Source data
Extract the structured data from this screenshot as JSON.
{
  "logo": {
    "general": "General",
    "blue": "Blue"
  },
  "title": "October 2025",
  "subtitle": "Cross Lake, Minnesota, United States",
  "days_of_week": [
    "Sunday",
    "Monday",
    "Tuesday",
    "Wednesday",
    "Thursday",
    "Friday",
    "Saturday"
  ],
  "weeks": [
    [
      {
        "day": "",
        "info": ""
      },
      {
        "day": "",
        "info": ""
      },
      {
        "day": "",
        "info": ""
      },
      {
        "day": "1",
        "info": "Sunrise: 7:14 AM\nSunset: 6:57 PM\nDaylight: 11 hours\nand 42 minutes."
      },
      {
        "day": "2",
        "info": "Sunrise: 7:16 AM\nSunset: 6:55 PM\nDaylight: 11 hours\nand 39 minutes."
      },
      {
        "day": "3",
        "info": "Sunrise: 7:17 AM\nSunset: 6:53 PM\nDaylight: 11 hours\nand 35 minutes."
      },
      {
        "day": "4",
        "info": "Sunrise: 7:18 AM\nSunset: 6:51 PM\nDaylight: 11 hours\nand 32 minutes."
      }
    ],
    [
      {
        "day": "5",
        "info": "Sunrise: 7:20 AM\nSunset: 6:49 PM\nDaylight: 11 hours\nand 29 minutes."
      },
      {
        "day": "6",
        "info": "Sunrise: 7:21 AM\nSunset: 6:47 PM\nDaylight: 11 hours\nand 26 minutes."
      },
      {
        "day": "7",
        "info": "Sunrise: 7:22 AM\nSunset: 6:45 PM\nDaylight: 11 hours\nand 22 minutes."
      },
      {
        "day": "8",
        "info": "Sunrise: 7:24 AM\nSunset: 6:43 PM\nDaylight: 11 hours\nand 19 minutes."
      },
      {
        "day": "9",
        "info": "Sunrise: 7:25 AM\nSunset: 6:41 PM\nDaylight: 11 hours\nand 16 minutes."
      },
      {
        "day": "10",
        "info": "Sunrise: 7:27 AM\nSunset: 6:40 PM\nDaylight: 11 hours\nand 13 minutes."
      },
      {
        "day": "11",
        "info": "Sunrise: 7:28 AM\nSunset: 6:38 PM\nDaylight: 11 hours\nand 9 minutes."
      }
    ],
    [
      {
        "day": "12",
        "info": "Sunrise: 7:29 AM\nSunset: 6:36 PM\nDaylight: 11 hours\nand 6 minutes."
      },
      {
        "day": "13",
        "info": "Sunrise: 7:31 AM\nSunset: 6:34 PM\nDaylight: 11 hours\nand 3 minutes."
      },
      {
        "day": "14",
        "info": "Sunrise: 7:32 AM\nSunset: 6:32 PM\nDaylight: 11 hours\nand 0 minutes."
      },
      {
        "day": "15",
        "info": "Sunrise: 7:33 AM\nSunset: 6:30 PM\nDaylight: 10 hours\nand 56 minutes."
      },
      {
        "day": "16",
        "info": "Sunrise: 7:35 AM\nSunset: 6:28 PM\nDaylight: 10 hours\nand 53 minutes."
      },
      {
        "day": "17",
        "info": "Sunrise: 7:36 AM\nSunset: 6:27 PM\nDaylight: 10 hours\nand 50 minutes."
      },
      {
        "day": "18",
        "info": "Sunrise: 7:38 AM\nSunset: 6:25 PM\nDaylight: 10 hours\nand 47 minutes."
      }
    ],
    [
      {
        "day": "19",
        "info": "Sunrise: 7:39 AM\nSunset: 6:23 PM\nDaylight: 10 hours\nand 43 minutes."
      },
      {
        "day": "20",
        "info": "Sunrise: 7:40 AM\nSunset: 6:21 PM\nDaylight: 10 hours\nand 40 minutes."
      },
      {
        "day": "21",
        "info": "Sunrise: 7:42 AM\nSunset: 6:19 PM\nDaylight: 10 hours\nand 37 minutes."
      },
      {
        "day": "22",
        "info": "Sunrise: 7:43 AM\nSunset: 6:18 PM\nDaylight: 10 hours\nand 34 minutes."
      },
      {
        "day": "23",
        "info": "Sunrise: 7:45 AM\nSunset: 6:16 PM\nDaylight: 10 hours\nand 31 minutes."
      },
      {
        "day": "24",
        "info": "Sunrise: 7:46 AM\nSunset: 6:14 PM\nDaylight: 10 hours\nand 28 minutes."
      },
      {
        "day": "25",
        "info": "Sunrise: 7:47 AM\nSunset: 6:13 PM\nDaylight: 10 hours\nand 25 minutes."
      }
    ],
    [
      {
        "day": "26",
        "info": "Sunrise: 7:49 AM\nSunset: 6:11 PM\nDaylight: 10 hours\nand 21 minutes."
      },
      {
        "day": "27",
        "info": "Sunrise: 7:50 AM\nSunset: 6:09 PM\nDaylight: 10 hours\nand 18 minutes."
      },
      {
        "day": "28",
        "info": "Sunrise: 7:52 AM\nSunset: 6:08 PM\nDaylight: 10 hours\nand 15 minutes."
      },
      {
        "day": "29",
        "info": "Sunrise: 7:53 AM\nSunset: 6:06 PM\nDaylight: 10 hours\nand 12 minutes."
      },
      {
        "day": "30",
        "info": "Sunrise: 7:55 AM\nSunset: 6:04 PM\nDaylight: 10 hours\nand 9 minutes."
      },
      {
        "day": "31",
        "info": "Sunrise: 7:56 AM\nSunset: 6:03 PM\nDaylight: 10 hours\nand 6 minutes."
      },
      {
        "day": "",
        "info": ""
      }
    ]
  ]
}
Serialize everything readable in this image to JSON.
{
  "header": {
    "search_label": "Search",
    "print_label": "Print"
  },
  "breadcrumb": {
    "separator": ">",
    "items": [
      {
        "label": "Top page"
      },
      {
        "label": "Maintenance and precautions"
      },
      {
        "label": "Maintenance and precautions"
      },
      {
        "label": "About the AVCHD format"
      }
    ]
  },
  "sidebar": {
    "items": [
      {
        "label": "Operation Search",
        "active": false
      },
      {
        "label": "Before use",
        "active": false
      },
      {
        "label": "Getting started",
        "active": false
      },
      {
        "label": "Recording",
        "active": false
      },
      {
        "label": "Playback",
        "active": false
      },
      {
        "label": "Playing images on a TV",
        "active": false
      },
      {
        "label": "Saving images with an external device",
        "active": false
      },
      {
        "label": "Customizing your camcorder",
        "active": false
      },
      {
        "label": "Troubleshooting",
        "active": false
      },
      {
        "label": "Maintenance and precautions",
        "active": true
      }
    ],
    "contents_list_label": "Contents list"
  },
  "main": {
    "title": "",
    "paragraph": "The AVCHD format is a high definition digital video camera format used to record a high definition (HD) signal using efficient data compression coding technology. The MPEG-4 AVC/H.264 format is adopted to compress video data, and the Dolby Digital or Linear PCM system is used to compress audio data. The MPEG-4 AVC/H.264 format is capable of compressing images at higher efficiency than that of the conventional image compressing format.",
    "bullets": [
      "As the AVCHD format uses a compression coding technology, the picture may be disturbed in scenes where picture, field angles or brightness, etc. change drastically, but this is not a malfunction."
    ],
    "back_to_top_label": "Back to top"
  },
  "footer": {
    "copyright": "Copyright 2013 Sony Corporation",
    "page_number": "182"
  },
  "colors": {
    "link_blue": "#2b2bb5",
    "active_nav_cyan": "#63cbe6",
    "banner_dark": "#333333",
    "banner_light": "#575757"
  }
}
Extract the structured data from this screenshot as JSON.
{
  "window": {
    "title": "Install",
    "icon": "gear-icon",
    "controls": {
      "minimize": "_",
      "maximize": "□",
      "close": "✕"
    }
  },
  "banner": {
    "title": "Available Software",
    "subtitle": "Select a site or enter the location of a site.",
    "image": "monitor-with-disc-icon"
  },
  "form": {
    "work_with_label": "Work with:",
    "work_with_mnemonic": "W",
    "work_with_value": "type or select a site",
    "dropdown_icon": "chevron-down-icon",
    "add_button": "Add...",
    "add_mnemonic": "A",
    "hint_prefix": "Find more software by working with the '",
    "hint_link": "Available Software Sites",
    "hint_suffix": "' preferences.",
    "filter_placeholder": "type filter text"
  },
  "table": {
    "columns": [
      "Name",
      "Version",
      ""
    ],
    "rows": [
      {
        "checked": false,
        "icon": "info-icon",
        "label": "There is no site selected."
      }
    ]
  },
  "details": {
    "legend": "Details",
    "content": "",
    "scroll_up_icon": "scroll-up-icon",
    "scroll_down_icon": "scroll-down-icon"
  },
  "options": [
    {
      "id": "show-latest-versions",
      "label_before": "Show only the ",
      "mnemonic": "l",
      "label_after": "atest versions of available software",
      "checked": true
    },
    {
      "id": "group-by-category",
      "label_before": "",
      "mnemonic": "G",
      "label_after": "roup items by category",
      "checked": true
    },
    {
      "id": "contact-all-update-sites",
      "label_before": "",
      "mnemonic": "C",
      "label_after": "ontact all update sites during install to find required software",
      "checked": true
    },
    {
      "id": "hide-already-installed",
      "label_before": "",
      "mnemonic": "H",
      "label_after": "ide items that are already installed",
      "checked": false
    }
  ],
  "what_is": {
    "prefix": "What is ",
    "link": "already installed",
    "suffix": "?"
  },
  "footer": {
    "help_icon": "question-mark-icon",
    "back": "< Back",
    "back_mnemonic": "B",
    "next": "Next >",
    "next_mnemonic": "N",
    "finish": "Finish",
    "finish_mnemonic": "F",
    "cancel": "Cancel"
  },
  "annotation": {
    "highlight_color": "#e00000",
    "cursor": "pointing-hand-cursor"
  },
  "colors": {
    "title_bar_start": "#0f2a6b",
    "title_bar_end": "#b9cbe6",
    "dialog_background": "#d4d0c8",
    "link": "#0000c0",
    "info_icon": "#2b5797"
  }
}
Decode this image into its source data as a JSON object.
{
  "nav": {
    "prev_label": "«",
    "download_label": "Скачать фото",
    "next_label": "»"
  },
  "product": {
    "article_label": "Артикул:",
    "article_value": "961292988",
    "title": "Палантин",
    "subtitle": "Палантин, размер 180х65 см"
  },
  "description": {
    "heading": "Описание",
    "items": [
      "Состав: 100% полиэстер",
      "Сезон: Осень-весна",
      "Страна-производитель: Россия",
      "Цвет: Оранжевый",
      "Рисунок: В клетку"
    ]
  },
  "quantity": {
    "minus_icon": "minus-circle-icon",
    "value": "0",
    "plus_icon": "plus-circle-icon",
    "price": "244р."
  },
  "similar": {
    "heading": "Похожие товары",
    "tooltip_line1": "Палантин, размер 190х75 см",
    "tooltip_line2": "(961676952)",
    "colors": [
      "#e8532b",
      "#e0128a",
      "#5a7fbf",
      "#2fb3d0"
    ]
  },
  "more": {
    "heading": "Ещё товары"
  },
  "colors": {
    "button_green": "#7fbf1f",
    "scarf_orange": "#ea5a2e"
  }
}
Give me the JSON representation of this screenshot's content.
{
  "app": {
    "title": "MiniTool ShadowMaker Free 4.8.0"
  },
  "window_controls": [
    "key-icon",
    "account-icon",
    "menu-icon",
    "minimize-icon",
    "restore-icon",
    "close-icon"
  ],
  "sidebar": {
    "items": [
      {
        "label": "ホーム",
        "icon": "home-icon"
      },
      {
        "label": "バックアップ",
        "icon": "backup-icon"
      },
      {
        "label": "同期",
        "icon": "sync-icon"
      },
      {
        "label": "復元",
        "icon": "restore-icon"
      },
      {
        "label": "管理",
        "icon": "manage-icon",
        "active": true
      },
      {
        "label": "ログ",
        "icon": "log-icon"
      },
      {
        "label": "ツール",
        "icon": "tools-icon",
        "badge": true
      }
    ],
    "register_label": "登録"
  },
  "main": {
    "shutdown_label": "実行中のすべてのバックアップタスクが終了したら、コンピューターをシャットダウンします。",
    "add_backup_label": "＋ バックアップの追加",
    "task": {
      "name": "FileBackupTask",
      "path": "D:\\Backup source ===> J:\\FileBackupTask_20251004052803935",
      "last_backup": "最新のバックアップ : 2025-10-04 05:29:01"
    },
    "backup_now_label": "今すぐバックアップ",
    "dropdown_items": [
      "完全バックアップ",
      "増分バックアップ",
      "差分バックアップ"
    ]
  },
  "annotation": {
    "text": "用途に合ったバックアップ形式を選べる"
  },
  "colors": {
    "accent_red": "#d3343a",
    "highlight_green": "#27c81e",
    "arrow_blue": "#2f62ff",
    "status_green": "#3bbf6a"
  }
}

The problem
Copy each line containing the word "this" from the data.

The completed task
Extract the structured data from this screenshot as JSON.
Serialize everything readable in this image to JSON.
      "As the AVCHD format uses a compression coding technology, the picture may be disturbed in scenes where picture, field angles or brightness, etc. change drastically, but this is not a malfunction."
Extract the structured data from this screenshot as JSON.
Decode this image into its source data as a JSON object.
Give me the JSON representation of this screenshot's content.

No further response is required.